When the question is how to improve receiving in a warehouse, terms such as efficiency, productivity, and timeliness come to mind. Safely handling goods in receiving is also an essential part of improving receiving in a warehouse.
First, of course, is the safety of your workers. Speed is critical, but safety should never be sacrificed to speed. Although you want to get the work done quickly, make sure everyone follows proper safety procedures, especially when working around forklifts and other heavy machinery.
- Make sure trucks are correctly docked in the cargo bay.
- Check to make sure safety brakes are engaged.
- Note the weight of the trailer and cargo. Check to make sure it can also take the weight of the forklift as pallets are moved off of the truck.
Next is the safety of the cargo. Perishable goods should be kept at the appropriate temperature, so double-check transit thermometers, and ensure that products are moved quickly from the truck to the proper temperature-regulated environment.
Seals can be compromised during transit. Receiving personnel should check all seals, locks, and other safety features on drums, barrels, and containers, especially when moving chemicals, liquids, and anything flammable or dangerous.
Step 4: Review the Cargo Verification Process
The cargo verification process is an important step when considering how to improve receiving in the warehouse. This step matches the bill of lading to the order and verifies the correct quantity and type of products were included in the shipment.
If you have a process in place to check shipments, review how well it is working. Does it need to be updated or improved? Items to check during receiving include:
- The description of the goods: did the supplier ship the correct items?
- Quantity received: does it match the order?
- Damages: was anything damaged in shipping?
Record any discrepancies between the order, bill of lading, and receipt. Report them immediately to the supplier so replacement or credits can be issued, or damaged items returned promptly.

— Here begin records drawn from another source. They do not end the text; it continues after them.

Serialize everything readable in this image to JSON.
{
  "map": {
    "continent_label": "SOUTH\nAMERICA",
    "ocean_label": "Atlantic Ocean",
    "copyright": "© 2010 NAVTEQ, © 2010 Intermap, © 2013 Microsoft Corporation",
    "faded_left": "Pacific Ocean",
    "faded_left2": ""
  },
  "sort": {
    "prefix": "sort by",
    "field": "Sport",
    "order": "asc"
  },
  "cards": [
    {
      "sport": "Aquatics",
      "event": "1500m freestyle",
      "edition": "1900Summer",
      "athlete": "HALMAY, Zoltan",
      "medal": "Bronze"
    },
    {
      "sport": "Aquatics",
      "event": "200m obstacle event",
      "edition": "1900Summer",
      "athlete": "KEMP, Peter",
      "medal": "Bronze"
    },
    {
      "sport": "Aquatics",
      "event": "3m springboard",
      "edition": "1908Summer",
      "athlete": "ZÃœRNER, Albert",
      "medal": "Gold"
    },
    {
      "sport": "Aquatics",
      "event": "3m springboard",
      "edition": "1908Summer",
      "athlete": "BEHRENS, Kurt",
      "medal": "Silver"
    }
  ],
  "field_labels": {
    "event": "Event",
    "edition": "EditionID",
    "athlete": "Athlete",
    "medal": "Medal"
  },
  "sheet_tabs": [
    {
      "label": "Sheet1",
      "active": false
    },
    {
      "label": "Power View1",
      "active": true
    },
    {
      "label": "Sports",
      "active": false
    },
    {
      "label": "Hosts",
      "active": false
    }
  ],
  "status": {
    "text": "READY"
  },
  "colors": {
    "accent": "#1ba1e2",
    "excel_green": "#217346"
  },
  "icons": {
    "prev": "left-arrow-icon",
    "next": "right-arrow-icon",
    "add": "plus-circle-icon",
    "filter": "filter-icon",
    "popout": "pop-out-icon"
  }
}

Counting and verifying damaged cargo can be time-consuming, but the use of barcode scanners and warehouse management software can make this process efficient. For large orders, a spot check of pallets and containers may be all that’s needed to verify items were received in good order.
Tracking suppliers using your ERP software or WMS can help you track those companies with a high proportion of damaged goods. Those suppliers can either be removed from your approved vendor list, or you can contact them to try to negotiate better terms or lower shipping rates. With the data from your system, you’ll be in a better position to spot any suppliers with chronic shipping issues such as damages, delays, or mistakes.
Step 5: Stock the Warehouse
The last step after verifying the contents of the shipment is to move it promptly to the right area of the warehouse. You may need to update or replace barcodes on pallets or containers, scan them into the WMS or ERP system, and update bin and shelf numbers to reflect the new counts.
It’s a good idea to check barcodes and labels throughout the warehouse, especially when moving cargo from receiving into long-term storage. Stickers can peel, fade, and fall apart over time. Warehouses can be dusty places with fluctuations in temperature and humidity, which wreak havoc on cardboard packaging, paper labels, and similar materials. Replace any tags that have faded over time or become illegible.
The Right Software Helps Improve Receiving in the Warehouse
The right software, along with proper management and a logical process, is the way to improve receiving in the warehouse. ERP software such as Acumatica, or Sage 300cloud, combined with inventory management software, provides managers and receiving clerks with the data needed to make sound decisions regarding scheduling personnel, managing space, and equipment. Data-driven decision making improves the bottom line by eliminating guesswork.
For more information on Acumatica, Sage ERP, and other products to improve warehouse efficiency, talk to the experts at Mindover Software. Mindover Software provides ERP software consulting, training, and implementation. For more information, please, contact us or call 512-990-3994.